MYTH #1 – Aircraft Are Luxury Items
Aircraft are motor vehicles, in the same regard as automobiles and trucks. A great many are operated by Washington businesses, and the majority of the 8,100 Washington-based aircraft are older, single-engine airplanes, owned by individuals or shared partnerships, and have a value that is at or below the price of a new car or truck.
More importantly, they provide air transportation to every community and privately owned airport in Washington. Only Seattle, Spokane, Tri-Cities, Wenatchee and Yakima are served by airlines. The remainder of the 138 public-use airports depend on general aviation.
Washington is home to 59 charter flight companies, 116 repair stations, and 24 flight schools operating 181 aircraft serving more than 2,000 students and providing 360 jobs. In addition, there are 64 fixed-base operators in the state.
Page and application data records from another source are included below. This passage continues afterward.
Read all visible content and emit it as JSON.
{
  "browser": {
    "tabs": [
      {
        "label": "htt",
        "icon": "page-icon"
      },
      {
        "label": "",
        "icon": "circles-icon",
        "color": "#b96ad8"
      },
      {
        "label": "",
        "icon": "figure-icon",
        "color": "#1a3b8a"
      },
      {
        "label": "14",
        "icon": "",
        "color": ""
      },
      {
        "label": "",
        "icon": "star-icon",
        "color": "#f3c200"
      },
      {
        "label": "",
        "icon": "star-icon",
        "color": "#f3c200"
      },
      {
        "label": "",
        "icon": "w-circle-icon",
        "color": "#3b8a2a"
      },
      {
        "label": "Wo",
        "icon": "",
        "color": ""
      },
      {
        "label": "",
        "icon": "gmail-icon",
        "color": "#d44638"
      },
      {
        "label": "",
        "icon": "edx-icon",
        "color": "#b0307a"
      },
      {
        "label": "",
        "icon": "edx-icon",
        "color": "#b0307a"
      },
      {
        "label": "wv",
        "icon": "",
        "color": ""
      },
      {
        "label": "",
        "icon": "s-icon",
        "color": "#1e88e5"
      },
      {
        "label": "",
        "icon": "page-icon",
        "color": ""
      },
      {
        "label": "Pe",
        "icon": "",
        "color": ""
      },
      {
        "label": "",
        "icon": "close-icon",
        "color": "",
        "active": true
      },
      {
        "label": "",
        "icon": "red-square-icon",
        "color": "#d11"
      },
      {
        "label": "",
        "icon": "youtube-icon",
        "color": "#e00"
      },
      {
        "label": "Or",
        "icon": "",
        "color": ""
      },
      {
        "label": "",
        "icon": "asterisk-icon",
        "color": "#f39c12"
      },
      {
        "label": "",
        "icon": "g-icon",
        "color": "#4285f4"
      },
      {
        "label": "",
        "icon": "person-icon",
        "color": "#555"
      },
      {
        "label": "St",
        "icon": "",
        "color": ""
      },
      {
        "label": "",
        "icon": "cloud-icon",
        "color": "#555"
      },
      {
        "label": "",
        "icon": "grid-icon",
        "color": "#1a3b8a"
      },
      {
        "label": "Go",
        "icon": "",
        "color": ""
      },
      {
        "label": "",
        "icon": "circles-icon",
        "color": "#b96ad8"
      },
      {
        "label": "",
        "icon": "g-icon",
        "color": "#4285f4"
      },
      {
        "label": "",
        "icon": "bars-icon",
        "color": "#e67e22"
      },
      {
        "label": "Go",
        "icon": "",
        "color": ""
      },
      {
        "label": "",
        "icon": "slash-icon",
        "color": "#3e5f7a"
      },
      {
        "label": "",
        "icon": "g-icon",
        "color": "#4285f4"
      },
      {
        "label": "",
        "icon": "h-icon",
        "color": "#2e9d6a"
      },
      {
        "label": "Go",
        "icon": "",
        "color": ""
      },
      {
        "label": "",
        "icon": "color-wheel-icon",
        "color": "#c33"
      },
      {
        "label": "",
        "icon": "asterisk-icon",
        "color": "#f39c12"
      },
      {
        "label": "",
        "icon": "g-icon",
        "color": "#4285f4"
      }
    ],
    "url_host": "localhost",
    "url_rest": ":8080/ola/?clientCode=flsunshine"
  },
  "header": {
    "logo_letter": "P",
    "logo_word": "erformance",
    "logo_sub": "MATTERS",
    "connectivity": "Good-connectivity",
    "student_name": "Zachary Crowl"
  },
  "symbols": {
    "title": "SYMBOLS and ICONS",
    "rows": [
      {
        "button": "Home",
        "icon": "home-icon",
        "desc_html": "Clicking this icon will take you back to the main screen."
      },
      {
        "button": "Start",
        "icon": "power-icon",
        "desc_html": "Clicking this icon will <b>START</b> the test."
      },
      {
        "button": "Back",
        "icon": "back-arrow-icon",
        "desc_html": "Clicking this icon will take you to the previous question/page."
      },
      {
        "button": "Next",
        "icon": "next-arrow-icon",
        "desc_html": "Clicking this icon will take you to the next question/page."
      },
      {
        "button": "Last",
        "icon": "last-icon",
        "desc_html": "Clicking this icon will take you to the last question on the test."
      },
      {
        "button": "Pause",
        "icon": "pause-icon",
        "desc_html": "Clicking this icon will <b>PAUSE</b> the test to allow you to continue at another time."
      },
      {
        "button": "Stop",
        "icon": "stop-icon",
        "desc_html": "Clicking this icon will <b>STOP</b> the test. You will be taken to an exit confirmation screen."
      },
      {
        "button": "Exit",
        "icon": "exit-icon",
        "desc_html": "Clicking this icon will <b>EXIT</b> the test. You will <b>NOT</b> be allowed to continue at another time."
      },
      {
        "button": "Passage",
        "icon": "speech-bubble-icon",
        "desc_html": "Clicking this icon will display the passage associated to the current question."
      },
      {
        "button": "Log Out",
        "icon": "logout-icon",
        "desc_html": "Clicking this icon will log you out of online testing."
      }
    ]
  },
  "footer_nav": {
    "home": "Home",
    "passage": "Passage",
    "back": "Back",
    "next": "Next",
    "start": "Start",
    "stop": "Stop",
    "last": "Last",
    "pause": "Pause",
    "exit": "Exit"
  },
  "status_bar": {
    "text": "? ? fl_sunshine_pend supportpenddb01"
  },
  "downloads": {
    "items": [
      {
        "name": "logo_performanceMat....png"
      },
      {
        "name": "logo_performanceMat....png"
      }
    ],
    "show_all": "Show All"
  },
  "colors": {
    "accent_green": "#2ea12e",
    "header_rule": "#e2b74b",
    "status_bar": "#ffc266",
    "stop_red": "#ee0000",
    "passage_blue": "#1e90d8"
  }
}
General aviation schools provide nearly all the training for future airline pilots, unlike in decades past when they were largely trained by the military.
MYTH #2 – Aircraft are undertaxed.
A combination of six direct state and federal taxes make general aviation one of the most heavily taxed activities in the state.
1. Business & Occupation Tax
2. Sales or Use Tax
3. Washington State Registration Fee
4. Washington State Aviation Fuel Tax.
5. State Sales Tax on aviation fuel, including the fuel tax; aviation is the only form of transportation wherein the sales tax applies to fuel with no refund available to the user.
6. Federal Fuel Tax of 19.4 cents per gallon.
MYTH #3 – Lack of excise tax on aircraft is a ‘loophole’.
General aviation already pays an additional fuel tax, from which air carriers are exempt.
Washington is already the most expensive state in the Northwest to base aircraft. Using the example of a 1980 Cessna 206, based in Seattle, here are the facts:
Annual Registration – WA $65, OR $55, MT $75, ID $36
Aviation Fuel Tax – 0 WA 11 cents, OR 9 cents, MT 4 cents, ID 7 cents
Sales Tax – WA 9.5%, OR None, MT None, ID 6%
MYTH #4 – Anyone rich enough to own an airplane is rich enough to pay the tax.
In our current economic downturn, there are many aircraft owners who cannot afford to own the airplane they have. Hangars are full of infrequently flown aircraft and airports which formerly had multi-year hangar waitlists now have empty hangars.
Aircraft sales have plummeted. The General Aviation Manufacturers Assn reports new aircraft sales dropped 24% from 2008 to 2009. Used aircraft are almost impossible to sell, and with owners financial situations in peril, a great many owner has the aircraft in “maintenance-mode”, flying minimally.
There is some unknowable percent of owners to whom our economic woes don’t matter. Another section is a group of owners who fly for business and whose margins are razor-thin. Then is the category of those discussed above, reduced to being stewards of a motor vehicle which does not tolerate inattention, and soon begins a deadly corrosion cycle.
If an additional tax were levied on all but the very wealthy, it would be a “deal-breaker” for many aircraft owners and aviation businesses. As in the housing real estate market, the large number of aircraft financially “underwater” might be given up for repossession by lenders.
MYTH #5 – Airports are supported by general tax revenues.
Only a very minor portion of airport expenses are paid for by general tax revenues. Some small airports receive limited local tax support, while larger airports are self-supporting. Public airports generate most of their support through user and landing fees, and ground, hangar and building rentals.
Washington’s Aeronautics Account got Federal Funds in the amount of $2.15 million in the 2007-2009 biennium. In the same period, $4.962 million was received from aircraft taxes, registrations, and license fees. This revenue is used in support of Washington aviation by WSDOT Aviation, including 138 public use airports in the state.
About $250,000 of aircraft registration revenues is deposited into the state’s General Fund.
And finally … Consider the hourly operating cost of just state taxes alone in aircraft operation. Using the same example airplane, a 1980 Cessna 206, averaging 100 hours/year, with a fuel consumption of 15 gallons/hour at $5.00 per gallon, and a purchase price of $150,000.
Amortizing the purchase over 5 years, the annual sales/use tax is $2,850.
The fuel tax is $165. The fuel sales tax is $712.
Sales tax on maintenance of $2,000 is $190, and a registration fee of $65.
That’s a total of $3,982 in annual state taxes, which converts to a cost per hour flown of $39.82.
If a 1% excise tax replaced the registration fee, the total would become $5,418, increasing the hourly cost by 36%, or $54.18 per hour flown.